§ Task objective
For each line in the data below, write an exact copy.

=== Begin Enclosure ===

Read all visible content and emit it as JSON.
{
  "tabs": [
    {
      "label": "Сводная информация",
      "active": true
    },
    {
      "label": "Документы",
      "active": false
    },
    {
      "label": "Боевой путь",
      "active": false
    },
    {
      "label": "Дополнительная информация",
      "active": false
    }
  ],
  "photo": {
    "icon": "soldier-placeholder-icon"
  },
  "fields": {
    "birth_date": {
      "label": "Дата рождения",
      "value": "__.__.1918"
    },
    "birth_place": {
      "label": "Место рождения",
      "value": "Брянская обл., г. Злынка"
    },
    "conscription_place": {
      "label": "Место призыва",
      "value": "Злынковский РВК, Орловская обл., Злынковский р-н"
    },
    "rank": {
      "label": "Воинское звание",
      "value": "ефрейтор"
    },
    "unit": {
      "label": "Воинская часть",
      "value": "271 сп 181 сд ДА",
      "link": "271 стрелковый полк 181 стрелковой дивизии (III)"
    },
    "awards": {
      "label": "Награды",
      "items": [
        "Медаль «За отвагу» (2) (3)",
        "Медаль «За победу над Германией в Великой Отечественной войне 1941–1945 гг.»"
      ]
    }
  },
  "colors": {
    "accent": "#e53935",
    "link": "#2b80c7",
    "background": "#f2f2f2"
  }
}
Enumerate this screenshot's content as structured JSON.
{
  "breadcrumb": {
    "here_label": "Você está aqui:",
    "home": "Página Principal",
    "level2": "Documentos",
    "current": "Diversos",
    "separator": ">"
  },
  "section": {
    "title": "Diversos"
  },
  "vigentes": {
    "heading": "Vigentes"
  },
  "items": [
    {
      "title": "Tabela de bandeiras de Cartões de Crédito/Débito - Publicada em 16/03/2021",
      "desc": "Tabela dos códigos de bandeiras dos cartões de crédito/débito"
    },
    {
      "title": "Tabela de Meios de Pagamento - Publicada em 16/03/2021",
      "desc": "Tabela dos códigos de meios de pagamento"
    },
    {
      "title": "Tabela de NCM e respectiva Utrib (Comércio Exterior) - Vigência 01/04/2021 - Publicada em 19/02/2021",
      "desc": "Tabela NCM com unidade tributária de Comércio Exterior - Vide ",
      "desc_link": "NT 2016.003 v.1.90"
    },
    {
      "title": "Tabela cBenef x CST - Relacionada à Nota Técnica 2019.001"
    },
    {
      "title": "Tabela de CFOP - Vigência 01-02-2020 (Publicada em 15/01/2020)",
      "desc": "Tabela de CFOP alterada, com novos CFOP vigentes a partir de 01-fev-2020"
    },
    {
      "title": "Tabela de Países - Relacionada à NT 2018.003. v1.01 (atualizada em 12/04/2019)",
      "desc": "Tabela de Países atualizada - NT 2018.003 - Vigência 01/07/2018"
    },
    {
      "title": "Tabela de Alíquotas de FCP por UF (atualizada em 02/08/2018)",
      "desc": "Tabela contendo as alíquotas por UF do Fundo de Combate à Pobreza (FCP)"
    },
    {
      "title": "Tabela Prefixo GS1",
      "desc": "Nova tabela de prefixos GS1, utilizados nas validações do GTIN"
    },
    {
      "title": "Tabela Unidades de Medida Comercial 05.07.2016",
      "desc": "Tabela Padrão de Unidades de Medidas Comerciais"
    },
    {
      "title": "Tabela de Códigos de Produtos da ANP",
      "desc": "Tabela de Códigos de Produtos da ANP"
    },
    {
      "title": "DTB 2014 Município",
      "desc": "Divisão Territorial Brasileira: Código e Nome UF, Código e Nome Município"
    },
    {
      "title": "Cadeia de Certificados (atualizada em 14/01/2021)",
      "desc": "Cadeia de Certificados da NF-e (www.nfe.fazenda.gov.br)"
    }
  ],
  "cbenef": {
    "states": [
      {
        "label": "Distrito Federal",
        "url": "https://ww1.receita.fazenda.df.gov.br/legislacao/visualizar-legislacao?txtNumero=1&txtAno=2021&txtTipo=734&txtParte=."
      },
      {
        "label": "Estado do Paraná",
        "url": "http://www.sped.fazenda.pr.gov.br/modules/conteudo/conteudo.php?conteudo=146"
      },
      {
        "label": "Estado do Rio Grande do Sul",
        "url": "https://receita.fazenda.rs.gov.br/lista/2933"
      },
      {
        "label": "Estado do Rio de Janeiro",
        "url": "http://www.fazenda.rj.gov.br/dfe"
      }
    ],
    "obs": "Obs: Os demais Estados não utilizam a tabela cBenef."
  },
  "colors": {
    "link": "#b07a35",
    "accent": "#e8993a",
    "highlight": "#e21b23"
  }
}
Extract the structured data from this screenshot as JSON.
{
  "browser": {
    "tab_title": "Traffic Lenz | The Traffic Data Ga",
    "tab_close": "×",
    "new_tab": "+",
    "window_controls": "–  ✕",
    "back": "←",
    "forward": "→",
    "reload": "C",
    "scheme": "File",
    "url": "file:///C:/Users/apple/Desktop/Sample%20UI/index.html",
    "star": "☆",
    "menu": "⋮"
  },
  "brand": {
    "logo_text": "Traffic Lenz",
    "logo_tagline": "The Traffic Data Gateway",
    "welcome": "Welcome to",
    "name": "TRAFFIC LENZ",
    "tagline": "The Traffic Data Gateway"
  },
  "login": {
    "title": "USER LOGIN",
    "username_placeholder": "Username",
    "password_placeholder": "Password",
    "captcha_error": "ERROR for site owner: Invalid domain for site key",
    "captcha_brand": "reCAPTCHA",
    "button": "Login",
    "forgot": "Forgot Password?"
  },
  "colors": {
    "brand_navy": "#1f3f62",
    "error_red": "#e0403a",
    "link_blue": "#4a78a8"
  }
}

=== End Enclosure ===

§ Answer box
Read all visible content and emit it as JSON.
{
  "tabs": [
    {
      "label": "Сводная информация",
      "active": true
    },
    {
      "label": "Документы",
      "active": false
    },
    {
      "label": "Боевой путь",
      "active": false
    },
    {
      "label": "Дополнительная информация",
      "active": false
    }
  ],
  "photo": {
    "icon": "soldier-placeholder-icon"
  },
  "fields": {
    "birth_date": {
      "label": "Дата рождения",
      "value": "__.__.1918"
    },
    "birth_place": {
      "label": "Место рождения",
      "value": "Брянская обл., г. Злынка"
    },
    "conscription_place": {
      "label": "Место призыва",
      "value": "Злынковский РВК, Орловская обл., Злынковский р-н"
    },
    "rank": {
      "label": "Воинское звание",
      "value": "ефрейтор"
    },
    "unit": {
      "label": "Воинская часть",
      "value": "271 сп 181 сд ДА",
      "link": "271 стрелковый полк 181 стрелковой дивизии (III)"
    },
    "awards": {
      "label": "Награды",
      "items": [
        "Медаль «За отвагу» (2) (3)",
        "Медаль «За победу над Германией в Великой Отечественной войне 1941–1945 гг.»"
      ]
    }
  },
  "colors": {
    "accent": "#e53935",
    "link": "#2b80c7",
    "background": "#f2f2f2"
  }
}
Enumerate this screenshot's content as structured JSON.
{
  "breadcrumb": {
    "here_label": "Você está aqui:",
    "home": "Página Principal",
    "level2": "Documentos",
    "current": "Diversos",
    "separator": ">"
  },
  "section": {
    "title": "Diversos"
  },
  "vigentes": {
    "heading": "Vigentes"
  },
  "items": [
    {
      "title": "Tabela de bandeiras de Cartões de Crédito/Débito - Publicada em 16/03/2021",
      "desc": "Tabela dos códigos de bandeiras dos cartões de crédito/débito"
    },
    {
      "title": "Tabela de Meios de Pagamento - Publicada em 16/03/2021",
      "desc": "Tabela dos códigos de meios de pagamento"
    },
    {
      "title": "Tabela de NCM e respectiva Utrib (Comércio Exterior) - Vigência 01/04/2021 - Publicada em 19/02/2021",
      "desc": "Tabela NCM com unidade tributária de Comércio Exterior - Vide ",
      "desc_link": "NT 2016.003 v.1.90"
    },
    {
      "title": "Tabela cBenef x CST - Relacionada à Nota Técnica 2019.001"
    },
    {
      "title": "Tabela de CFOP - Vigência 01-02-2020 (Publicada em 15/01/2020)",
      "desc": "Tabela de CFOP alterada, com novos CFOP vigentes a partir de 01-fev-2020"
    },
    {
      "title": "Tabela de Países - Relacionada à NT 2018.003. v1.01 (atualizada em 12/04/2019)",
      "desc": "Tabela de Países atualizada - NT 2018.003 - Vigência 01/07/2018"
    },
    {
      "title": "Tabela de Alíquotas de FCP por UF (atualizada em 02/08/2018)",
      "desc": "Tabela contendo as alíquotas por UF do Fundo de Combate à Pobreza (FCP)"
    },
    {
      "title": "Tabela Prefixo GS1",
      "desc": "Nova tabela de prefixos GS1, utilizados nas validações do GTIN"
    },
    {
      "title": "Tabela Unidades de Medida Comercial 05.07.2016",
      "desc": "Tabela Padrão de Unidades de Medidas Comerciais"
    },
    {
      "title": "Tabela de Códigos de Produtos da ANP",
      "desc": "Tabela de Códigos de Produtos da ANP"
    },
    {
      "title": "DTB 2014 Município",
      "desc": "Divisão Territorial Brasileira: Código e Nome UF, Código e Nome Município"
    },
    {
      "title": "Cadeia de Certificados (atualizada em 14/01/2021)",
      "desc": "Cadeia de Certificados da NF-e (www.nfe.fazenda.gov.br)"
    }
  ],
  "cbenef": {
    "states": [
      {
        "label": "Distrito Federal",
        "url": "https://ww1.receita.fazenda.df.gov.br/legislacao/visualizar-legislacao?txtNumero=1&txtAno=2021&txtTipo=734&txtParte=."
      },
      {
        "label": "Estado do Paraná",
        "url": "http://www.sped.fazenda.pr.gov.br/modules/conteudo/conteudo.php?conteudo=146"
      },
      {
        "label": "Estado do Rio Grande do Sul",
        "url": "https://receita.fazenda.rs.gov.br/lista/2933"
      },
      {
        "label": "Estado do Rio de Janeiro",
        "url": "http://www.fazenda.rj.gov.br/dfe"
      }
    ],
    "obs": "Obs: Os demais Estados não utilizam a tabela cBenef."
  },
  "colors": {
    "link": "#b07a35",
    "accent": "#e8993a",
    "highlight": "#e21b23"
  }
}
Extract the structured data from this screenshot as JSON.
{
  "browser": {
    "tab_title": "Traffic Lenz | The Traffic Data Ga",
    "tab_close": "×",
    "new_tab": "+",
    "window_controls": "–  ✕",
    "back": "←",
    "forward": "→",
    "reload": "C",
    "scheme": "File",
    "url": "file:///C:/Users/apple/Desktop/Sample%20UI/index.html",
    "star": "☆",
    "menu": "⋮"
  },
  "brand": {
    "logo_text": "Traffic Lenz",
    "logo_tagline": "The Traffic Data Gateway",
    "welcome": "Welcome to",
    "name": "TRAFFIC LENZ",
    "tagline": "The Traffic Data Gateway"
  },
  "login": {
    "title": "USER LOGIN",
    "username_placeholder": "Username",
    "password_placeholder": "Password",
    "captcha_error": "ERROR for site owner: Invalid domain for site key",
    "captcha_brand": "reCAPTCHA",
    "button": "Login",
    "forgot": "Forgot Password?"
  },
  "colors": {
    "brand_navy": "#1f3f62",
    "error_red": "#e0403a",
    "link_blue": "#4a78a8"
  }
}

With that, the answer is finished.